* EXERCISE DIRECTIONS
Write out the listing beneath this instruction in its entirety, exactly as it reads.

* AVAILABLE DATA

-------

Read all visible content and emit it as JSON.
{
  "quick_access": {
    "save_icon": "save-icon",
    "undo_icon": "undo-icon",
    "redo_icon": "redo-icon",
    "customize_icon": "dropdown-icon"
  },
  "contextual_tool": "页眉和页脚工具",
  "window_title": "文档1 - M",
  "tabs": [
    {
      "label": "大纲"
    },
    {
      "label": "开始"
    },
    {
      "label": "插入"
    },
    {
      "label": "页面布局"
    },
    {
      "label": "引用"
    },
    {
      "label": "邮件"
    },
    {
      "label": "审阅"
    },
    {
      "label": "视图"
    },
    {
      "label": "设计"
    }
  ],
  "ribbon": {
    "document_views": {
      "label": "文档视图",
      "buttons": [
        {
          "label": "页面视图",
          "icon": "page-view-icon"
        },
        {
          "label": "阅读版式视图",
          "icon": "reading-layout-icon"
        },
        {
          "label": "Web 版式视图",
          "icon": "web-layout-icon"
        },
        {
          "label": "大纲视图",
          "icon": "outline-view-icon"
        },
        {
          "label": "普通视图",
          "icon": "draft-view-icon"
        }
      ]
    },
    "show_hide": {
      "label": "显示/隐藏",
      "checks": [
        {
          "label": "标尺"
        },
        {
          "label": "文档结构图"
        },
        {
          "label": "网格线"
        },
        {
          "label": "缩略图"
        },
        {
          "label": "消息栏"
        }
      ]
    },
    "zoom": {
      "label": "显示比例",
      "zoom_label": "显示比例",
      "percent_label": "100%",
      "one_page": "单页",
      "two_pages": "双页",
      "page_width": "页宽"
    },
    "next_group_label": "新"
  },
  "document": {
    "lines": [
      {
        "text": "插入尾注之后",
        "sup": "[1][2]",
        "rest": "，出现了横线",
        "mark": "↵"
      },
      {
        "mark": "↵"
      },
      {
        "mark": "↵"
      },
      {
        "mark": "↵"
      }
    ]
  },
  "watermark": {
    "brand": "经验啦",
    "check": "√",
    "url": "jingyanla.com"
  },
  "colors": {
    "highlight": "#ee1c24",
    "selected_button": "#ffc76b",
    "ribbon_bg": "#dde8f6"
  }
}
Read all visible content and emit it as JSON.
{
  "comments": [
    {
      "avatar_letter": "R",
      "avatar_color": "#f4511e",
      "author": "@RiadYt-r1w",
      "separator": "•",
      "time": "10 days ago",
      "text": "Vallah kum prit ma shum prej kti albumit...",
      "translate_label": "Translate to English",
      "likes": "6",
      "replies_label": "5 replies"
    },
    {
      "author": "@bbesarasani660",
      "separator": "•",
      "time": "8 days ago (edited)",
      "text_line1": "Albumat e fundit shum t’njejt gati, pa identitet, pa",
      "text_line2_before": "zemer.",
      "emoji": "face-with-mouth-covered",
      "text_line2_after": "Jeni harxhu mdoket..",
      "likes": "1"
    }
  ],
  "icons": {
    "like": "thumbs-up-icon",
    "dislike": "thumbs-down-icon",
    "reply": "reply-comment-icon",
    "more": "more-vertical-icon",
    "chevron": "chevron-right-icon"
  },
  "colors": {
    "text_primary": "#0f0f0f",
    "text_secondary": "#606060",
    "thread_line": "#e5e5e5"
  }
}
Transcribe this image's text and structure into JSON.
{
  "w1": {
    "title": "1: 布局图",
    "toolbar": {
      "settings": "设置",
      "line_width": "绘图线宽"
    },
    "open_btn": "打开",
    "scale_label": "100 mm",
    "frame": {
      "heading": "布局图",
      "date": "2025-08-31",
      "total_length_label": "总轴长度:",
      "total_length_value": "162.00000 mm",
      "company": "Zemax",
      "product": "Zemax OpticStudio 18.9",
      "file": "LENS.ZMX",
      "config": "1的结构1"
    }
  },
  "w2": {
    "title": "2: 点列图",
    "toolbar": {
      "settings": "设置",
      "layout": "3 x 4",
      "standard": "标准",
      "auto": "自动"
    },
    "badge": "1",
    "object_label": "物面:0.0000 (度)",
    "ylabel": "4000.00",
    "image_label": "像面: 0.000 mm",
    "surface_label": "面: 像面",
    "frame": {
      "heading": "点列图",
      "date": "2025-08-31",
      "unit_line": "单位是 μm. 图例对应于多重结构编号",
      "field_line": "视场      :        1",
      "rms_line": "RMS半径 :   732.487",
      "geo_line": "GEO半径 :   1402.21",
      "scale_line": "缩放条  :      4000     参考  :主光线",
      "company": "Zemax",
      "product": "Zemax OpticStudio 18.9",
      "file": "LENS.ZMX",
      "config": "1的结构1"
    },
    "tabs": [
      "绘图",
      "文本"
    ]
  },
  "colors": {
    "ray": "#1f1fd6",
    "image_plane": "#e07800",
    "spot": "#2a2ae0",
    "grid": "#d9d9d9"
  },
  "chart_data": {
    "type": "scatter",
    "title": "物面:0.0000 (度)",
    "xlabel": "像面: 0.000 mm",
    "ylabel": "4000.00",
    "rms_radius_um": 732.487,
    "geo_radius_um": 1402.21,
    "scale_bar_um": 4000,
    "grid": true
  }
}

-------

* RESULT OF THE TASK
Read all visible content and emit it as JSON.
{
  "quick_access": {
    "save_icon": "save-icon",
    "undo_icon": "undo-icon",
    "redo_icon": "redo-icon",
    "customize_icon": "dropdown-icon"
  },
  "contextual_tool": "页眉和页脚工具",
  "window_title": "文档1 - M",
  "tabs": [
    {
      "label": "大纲"
    },
    {
      "label": "开始"
    },
    {
      "label": "插入"
    },
    {
      "label": "页面布局"
    },
    {
      "label": "引用"
    },
    {
      "label": "邮件"
    },
    {
      "label": "审阅"
    },
    {
      "label": "视图"
    },
    {
      "label": "设计"
    }
  ],
  "ribbon": {
    "document_views": {
      "label": "文档视图",
      "buttons": [
        {
          "label": "页面视图",
          "icon": "page-view-icon"
        },
        {
          "label": "阅读版式视图",
          "icon": "reading-layout-icon"
        },
        {
          "label": "Web 版式视图",
          "icon": "web-layout-icon"
        },
        {
          "label": "大纲视图",
          "icon": "outline-view-icon"
        },
        {
          "label": "普通视图",
          "icon": "draft-view-icon"
        }
      ]
    },
    "show_hide": {
      "label": "显示/隐藏",
      "checks": [
        {
          "label": "标尺"
        },
        {
          "label": "文档结构图"
        },
        {
          "label": "网格线"
        },
        {
          "label": "缩略图"
        },
        {
          "label": "消息栏"
        }
      ]
    },
    "zoom": {
      "label": "显示比例",
      "zoom_label": "显示比例",
      "percent_label": "100%",
      "one_page": "单页",
      "two_pages": "双页",
      "page_width": "页宽"
    },
    "next_group_label": "新"
  },
  "document": {
    "lines": [
      {
        "text": "插入尾注之后",
        "sup": "[1][2]",
        "rest": "，出现了横线",
        "mark": "↵"
      },
      {
        "mark": "↵"
      },
      {
        "mark": "↵"
      },
      {
        "mark": "↵"
      }
    ]
  },
  "watermark": {
    "brand": "经验啦",
    "check": "√",
    "url": "jingyanla.com"
  },
  "colors": {
    "highlight": "#ee1c24",
    "selected_button": "#ffc76b",
    "ribbon_bg": "#dde8f6"
  }
}
Read all visible content and emit it as JSON.
{
  "comments": [
    {
      "avatar_letter": "R",
      "avatar_color": "#f4511e",
      "author": "@RiadYt-r1w",
      "separator": "•",
      "time": "10 days ago",
      "text": "Vallah kum prit ma shum prej kti albumit...",
      "translate_label": "Translate to English",
      "likes": "6",
      "replies_label": "5 replies"
    },
    {
      "author": "@bbesarasani660",
      "separator": "•",
      "time": "8 days ago (edited)",
      "text_line1": "Albumat e fundit shum t’njejt gati, pa identitet, pa",
      "text_line2_before": "zemer.",
      "emoji": "face-with-mouth-covered",
      "text_line2_after": "Jeni harxhu mdoket..",
      "likes": "1"
    }
  ],
  "icons": {
    "like": "thumbs-up-icon",
    "dislike": "thumbs-down-icon",
    "reply": "reply-comment-icon",
    "more": "more-vertical-icon",
    "chevron": "chevron-right-icon"
  },
  "colors": {
    "text_primary": "#0f0f0f",
    "text_secondary": "#606060",
    "thread_line": "#e5e5e5"
  }
}
Transcribe this image's text and structure into JSON.
{
  "w1": {
    "title": "1: 布局图",
    "toolbar": {
      "settings": "设置",
      "line_width": "绘图线宽"
    },
    "open_btn": "打开",
    "scale_label": "100 mm",
    "frame": {
      "heading": "布局图",
      "date": "2025-08-31",
      "total_length_label": "总轴长度:",
      "total_length_value": "162.00000 mm",
      "company": "Zemax",
      "product": "Zemax OpticStudio 18.9",
      "file": "LENS.ZMX",
      "config": "1的结构1"
    }
  },
  "w2": {
    "title": "2: 点列图",
    "toolbar": {
      "settings": "设置",
      "layout": "3 x 4",
      "standard": "标准",
      "auto": "自动"
    },
    "badge": "1",
    "object_label": "物面:0.0000 (度)",
    "ylabel": "4000.00",
    "image_label": "像面: 0.000 mm",
    "surface_label": "面: 像面",
    "frame": {
      "heading": "点列图",
      "date": "2025-08-31",
      "unit_line": "单位是 μm. 图例对应于多重结构编号",
      "field_line": "视场      :        1",
      "rms_line": "RMS半径 :   732.487",
      "geo_line": "GEO半径 :   1402.21",
      "scale_line": "缩放条  :      4000     参考  :主光线",
      "company": "Zemax",
      "product": "Zemax OpticStudio 18.9",
      "file": "LENS.ZMX",
      "config": "1的结构1"
    },
    "tabs": [
      "绘图",
      "文本"
    ]
  },
  "colors": {
    "ray": "#1f1fd6",
    "image_plane": "#e07800",
    "spot": "#2a2ae0",
    "grid": "#d9d9d9"
  },
  "chart_data": {
    "type": "scatter",
    "title": "物面:0.0000 (度)",
    "xlabel": "像面: 0.000 mm",
    "ylabel": "4000.00",
    "rms_radius_um": 732.487,
    "geo_radius_um": 1402.21,
    "scale_bar_um": 4000,
    "grid": true
  }
}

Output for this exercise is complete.